Twitter has announced it will introduce updates to prevent tweets from disappearing when a user’s timeline auto-refreshes. In a tweet posted on 22 September,…
This article won’t matter to many of you, however, to the fellow nerds it will appeal to, I could not recommend System Monitor fervently enough. I can’t vouch for the depth or quality of stats available natively for TouchWizz and Sense users, but on my stock setup, this app gives me some invaluable information regarding my device. System Monitor is one of the most gorgeous, yet functional apps I’ve used on Android, and when you think of how many apps I’ve used (practically thousands), that is quite a feat.
Doing it well
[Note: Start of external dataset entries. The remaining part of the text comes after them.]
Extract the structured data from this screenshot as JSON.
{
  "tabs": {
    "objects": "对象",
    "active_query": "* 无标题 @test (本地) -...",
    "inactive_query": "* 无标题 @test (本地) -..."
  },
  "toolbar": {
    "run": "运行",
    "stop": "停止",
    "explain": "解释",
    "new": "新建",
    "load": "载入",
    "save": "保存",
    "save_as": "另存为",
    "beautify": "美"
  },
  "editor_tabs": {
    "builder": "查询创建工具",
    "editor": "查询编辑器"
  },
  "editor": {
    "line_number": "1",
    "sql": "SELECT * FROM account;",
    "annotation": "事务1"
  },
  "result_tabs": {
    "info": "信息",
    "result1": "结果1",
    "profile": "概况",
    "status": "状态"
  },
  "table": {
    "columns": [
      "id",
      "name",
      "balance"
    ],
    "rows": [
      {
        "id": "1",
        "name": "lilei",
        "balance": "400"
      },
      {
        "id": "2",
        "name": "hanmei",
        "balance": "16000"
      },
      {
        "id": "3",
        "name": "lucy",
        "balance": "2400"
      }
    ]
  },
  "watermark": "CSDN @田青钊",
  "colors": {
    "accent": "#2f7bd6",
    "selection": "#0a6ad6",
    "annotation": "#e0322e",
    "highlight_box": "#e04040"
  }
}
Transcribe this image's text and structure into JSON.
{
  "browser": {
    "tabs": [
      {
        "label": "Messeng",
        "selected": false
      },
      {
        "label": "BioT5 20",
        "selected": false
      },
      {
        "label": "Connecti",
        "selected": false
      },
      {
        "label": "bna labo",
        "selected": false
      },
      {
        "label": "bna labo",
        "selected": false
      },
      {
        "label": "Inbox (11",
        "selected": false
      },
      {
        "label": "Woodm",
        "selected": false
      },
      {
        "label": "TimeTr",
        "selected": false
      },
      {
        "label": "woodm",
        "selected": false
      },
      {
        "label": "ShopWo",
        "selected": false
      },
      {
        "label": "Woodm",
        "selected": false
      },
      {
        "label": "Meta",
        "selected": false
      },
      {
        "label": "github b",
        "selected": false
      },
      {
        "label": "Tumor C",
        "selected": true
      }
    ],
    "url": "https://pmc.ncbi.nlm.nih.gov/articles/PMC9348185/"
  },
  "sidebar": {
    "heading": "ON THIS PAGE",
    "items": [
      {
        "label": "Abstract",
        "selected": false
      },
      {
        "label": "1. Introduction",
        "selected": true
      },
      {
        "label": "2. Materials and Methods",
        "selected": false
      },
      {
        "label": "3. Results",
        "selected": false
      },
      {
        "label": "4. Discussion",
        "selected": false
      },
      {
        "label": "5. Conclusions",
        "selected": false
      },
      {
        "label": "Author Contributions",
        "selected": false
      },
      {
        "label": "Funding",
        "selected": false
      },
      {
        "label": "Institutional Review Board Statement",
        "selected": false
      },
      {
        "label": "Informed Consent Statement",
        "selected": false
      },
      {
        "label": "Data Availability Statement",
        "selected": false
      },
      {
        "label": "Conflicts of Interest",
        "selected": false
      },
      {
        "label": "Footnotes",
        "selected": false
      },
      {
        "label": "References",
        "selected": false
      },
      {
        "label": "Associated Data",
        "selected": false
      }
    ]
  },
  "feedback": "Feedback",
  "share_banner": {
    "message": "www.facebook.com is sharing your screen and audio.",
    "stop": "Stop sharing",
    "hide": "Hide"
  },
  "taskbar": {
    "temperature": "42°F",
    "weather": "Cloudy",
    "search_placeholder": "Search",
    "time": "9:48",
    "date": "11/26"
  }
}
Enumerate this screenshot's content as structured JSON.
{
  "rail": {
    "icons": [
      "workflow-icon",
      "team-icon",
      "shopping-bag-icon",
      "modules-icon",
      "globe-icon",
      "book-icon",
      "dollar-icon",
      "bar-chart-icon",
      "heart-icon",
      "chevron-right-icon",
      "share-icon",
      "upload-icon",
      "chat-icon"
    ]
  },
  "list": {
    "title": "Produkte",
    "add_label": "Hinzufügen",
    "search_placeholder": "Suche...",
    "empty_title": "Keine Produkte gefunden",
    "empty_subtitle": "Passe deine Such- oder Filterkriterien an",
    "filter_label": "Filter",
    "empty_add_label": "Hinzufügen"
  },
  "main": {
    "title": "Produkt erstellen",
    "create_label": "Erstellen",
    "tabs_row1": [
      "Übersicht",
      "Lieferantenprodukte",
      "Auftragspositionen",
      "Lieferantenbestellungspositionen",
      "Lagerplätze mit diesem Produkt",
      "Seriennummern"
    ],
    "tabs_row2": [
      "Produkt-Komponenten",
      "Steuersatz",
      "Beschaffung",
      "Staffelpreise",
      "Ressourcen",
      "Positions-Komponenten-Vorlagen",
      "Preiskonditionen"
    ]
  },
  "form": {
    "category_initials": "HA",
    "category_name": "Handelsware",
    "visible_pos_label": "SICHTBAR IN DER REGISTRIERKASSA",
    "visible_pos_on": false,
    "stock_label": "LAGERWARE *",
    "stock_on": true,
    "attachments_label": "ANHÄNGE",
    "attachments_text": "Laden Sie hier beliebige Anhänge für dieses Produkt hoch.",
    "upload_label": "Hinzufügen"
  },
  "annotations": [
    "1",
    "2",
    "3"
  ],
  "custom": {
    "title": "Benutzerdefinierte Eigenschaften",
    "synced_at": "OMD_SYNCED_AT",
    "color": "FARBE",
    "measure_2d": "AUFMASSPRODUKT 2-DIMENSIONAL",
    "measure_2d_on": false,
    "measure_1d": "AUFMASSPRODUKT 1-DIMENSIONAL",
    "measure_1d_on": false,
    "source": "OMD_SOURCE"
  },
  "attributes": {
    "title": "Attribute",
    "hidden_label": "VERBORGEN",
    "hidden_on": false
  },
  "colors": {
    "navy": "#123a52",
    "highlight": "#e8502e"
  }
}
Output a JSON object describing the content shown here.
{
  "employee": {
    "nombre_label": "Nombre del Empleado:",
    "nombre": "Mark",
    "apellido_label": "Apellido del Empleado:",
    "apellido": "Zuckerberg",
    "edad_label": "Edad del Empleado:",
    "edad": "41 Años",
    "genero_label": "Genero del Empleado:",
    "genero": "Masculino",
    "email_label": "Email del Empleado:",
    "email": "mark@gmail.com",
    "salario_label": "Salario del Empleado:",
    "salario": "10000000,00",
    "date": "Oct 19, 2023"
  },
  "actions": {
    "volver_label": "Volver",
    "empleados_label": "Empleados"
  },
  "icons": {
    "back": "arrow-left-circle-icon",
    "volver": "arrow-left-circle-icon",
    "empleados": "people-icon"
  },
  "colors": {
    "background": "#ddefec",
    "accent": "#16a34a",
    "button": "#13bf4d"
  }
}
So what does System Monitor do? It’s nothing overly fancy, or flashy, it simply gives you real-time information of what your device is doing. Open the app and you’ll initially be presented with a breakdown of your CPUs and their load and status (either active, or offline). This shows you how much of your device’s processing power is actually being used and which cores are asleep, should you be lucky enough to have multiple cores, that is.
Swipe to the right and you’ll be shown your device’s RAM usage in real-time, with the Disk I/O stats another swipe across. After those two (which I’ve not really found much use for to be honest as my OCD doesn’t quite stretch as far, but the next tab is the Network tab and it tells you your current through, receive and send speeds.
Next up is the Apps window which tells you how much CPU, RAM and Network traffic your apps are using, all of course in real-time. This have already helped me uninstall some very resource hungry apps as a result, default Facebook app, I am looking at you. You will also be able to see the CPU frequencies that your device has used, including deep sleep, so if you are experiencing bad battery life, this could help you figure out whether your device is sleeping soundly, or not. As yet you can’t see wakelocks (the biggest reason for battery drain on Android), but you will at least be able to rely on something other than the built-in functionality to troubleshoot your battery woes.
There is also a Battery tab where you will see a graph of your battery stats, and projected battery life remaining, to give you an estimate of how long you have to go before you need to seek a charger. The final tab is the Temperature tab and as you would imagine it shows you the temperature levels, as well as a short history of past temperature levels, in a handy graph, so if you notice that you’re device feels warmer while playing a certain game, you can satisfy your suspicions by checking this tab out.
That is just the core functionality of the app, and as you can see there’s a ton of it. Other fantastic features include Dashclock Widget extensions for pretty much all of them, you can also have “pop out” windows that hover over your home screens displaying the real-time monitoring of an app, while you’re actually using said app. There are numerous widgets you can add to your home screens as well, making it even better value for money. Sure it’s a paid app, there is a Lite version available as well, but it’s well worth it.
The app looks gorgeous, functions like butter and has no impact on your battery life, but instead provides a handful of tools to help you improve your battery life. You can change its theme from dark to light, or a blend of the two, adjust the time periods at which the monitoring should occur and run a background monitor to help isolate and determine a poorly coded or executed app. System Monitor is the best looking, easiest to use, most feature-filled monitor app I’ve come across and gets a big +1 from me.
System Monitor for Android costs US$3 and can be downloaded directly from Google Play